Congratulations, you just bought a brand-spanking new acoustic-electric guitar! You’ve got a gig lined up and can’t wait to show off the amazing tone of this new axe. So you plug in your acoustic to your amplifier and…bleh. Awful, thin, nasally tone emanates from the speaker of your electric amp.
A common misconception is that your acoustic guitar will sound great through any amplifier. In fact, it will truly only sound its best through an amplifier that doesn’t color the sound, add tonal artifacts or cut off the natural EQ of an acoustic. This is where the acoustic amplifier comes in. If you truly want your acoustic guitar to shine in a live environment, investing in an acoustic amplifier is crucial.
Early Amplifiers, Tonal Color, and Tubes
Starting in the 1920s, manufacturers began including magnetic pickups in their guitar designs. These early electric guitars often featured a “jazz box” style body, and the hope was that amplifying this magnetic signal would replicate the pristine sound of the guitar’s acoustic tone, but at a greater volume.
This theory of an “exact copy tone” was quickly proven false. Instead, a midrange heavy tone was produced. Musicians began using tube amplifiers with solid body guitars of the 1950s, like the Fender Telecaster and Gibson Les Paul. An exciting new era of music ensued.
This all stemmed from the harmonic coloring provided by vacuum tubes of the day. Traditional guitar amps provide great tone for electric guitars, adding body and coloring the thin nature of the electric guitar’s acoustic tone with warm and even overdriven characteristics when passed through a speaker. But while this was a boon for the electric guitar, it worked against acoustic guitars when attempting to replicate that natural, raw acoustic tone. A solution in the form of a true, acoustic amplifier was needed.
Finding Your True Voice
Many guitarists that come from the electric world have tried plugging an acoustic-electric guitar into a traditional guitar amplifier. This little experiment quickly shows how thin, boxy, and nasally your acoustic sounds through an electric amp. It also increases the likelihood of feedback. That’s because traditional electric guitar amplifiers are meant for just that: electric guitar. Acoustic amplifiers are closer in design to a PA system than an electric guitar amp.
“Acoustic guitars, like most instruments, benefit from full-frequency reproduction and distortion-free sound,” said Shane Nicholas, Fender’s Director of Product Development – Amplifiers in Fender’s article on “Why You Might Need An Acoustic Amp.”
The goal of acoustic amplification is replicating the beautiful, full tone of the acoustic instrument, never coloring the sound.
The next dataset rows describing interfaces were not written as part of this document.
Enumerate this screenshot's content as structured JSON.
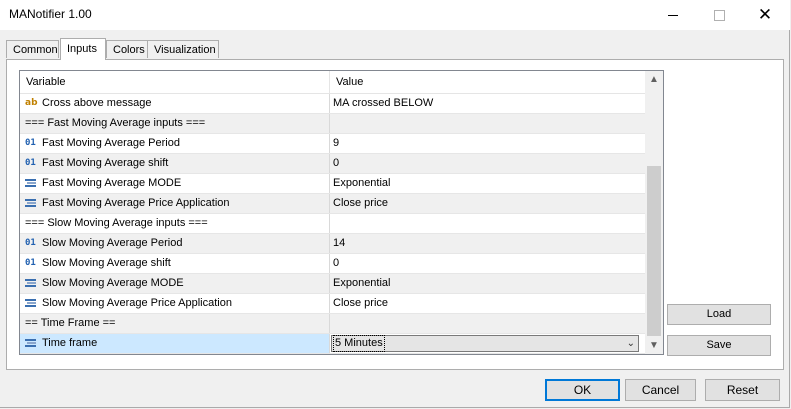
{
  "window": {
    "title": "MANotifier 1.00"
  },
  "tabs": [
    "Common",
    "Inputs",
    "Colors",
    "Visualization"
  ],
  "grid": {
    "headers": {
      "variable": "Variable",
      "value": "Value"
    },
    "rows": [
      {
        "icon": "ab",
        "variable": "Cross above message",
        "value": "MA crossed BELOW"
      },
      {
        "icon": "",
        "variable": "=== Fast Moving Average inputs ===",
        "value": ""
      },
      {
        "icon": "01",
        "variable": "Fast Moving Average Period",
        "value": "9"
      },
      {
        "icon": "01",
        "variable": "Fast Moving Average shift",
        "value": "0"
      },
      {
        "icon": "enum",
        "variable": "Fast Moving Average MODE",
        "value": "Exponential"
      },
      {
        "icon": "enum",
        "variable": "Fast Moving Average Price Application",
        "value": "Close price"
      },
      {
        "icon": "",
        "variable": "=== Slow Moving Average inputs ===",
        "value": ""
      },
      {
        "icon": "01",
        "variable": "Slow Moving Average Period",
        "value": "14"
      },
      {
        "icon": "01",
        "variable": "Slow Moving Average shift",
        "value": "0"
      },
      {
        "icon": "enum",
        "variable": "Slow Moving Average MODE",
        "value": "Exponential"
      },
      {
        "icon": "enum",
        "variable": "Slow Moving Average Price Application",
        "value": "Close price"
      },
      {
        "icon": "",
        "variable": "== Time Frame ==",
        "value": ""
      },
      {
        "icon": "enum",
        "variable": "Time frame",
        "value": "5 Minutes"
      }
    ]
  },
  "side_buttons": {
    "load": "Load",
    "save": "Save"
  },
  "dialog_buttons": {
    "ok": "OK",
    "cancel": "Cancel",
    "reset": "Reset"
  },
  "icons": {
    "min": "minimize-icon",
    "max": "maximize-icon",
    "close": "close-icon"
  }
}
A truer, full-frequency tone comes through the acoustic amplifier that sounds as close as possible to you simply playing the guitar acoustically.
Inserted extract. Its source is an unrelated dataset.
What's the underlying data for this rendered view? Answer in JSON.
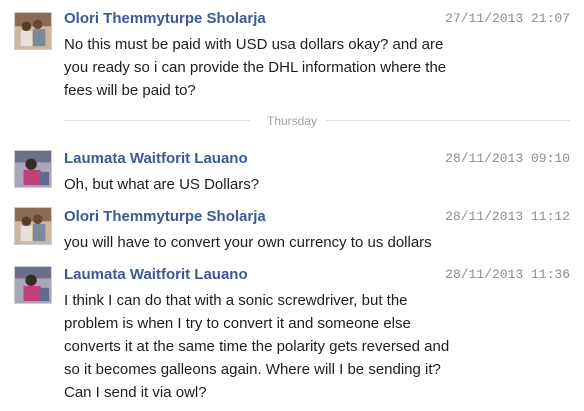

Modern Problems Require Modern Solutions
In today’s world, musicians are required to be quite self-reliant, from putting out their own music without label help, putting together a “grass-roots” tour, and providing their own PA at gigs. Singer-songwriters especially rely solely on themselves because they’re the entire band in one person. Modern acoustic amplifiers are designed around key features that solve multiple performance needs.
Many acoustic amplifiers from companies like Roland and Fender feature a custom-tailored EQ that takes the “boxiness” out. Anti-feedback systems in modern acoustic amps control phase and add filters to counter feedback with the press of a button.
These amps also features special acoustic-tailored effects that highlight the beauty of acoustic guitar tone, rather than overshadow it. This includes pre-delay, diffusion, reverb and chorus effects that broaden your acoustic stereo image.
And finally, many modern acoustic amplifiers feature microphone inputs. Much like a PA speaker, acoustic amplifiers feature a flat frequency that’s ideal for vocals. Many acoustic amps feature standard XLR inputs, so you can bring one amp to the gig and get by just fine. This is especially useful for busking musicians that have limited power outlets or space when performing live.
So instead of asking if you truly need an acoustic amplifier, ask “do I really want my acoustic guitar to sound as good as possible?” Because if you answer “yes,” you definitely need a proper acoustic amplifier.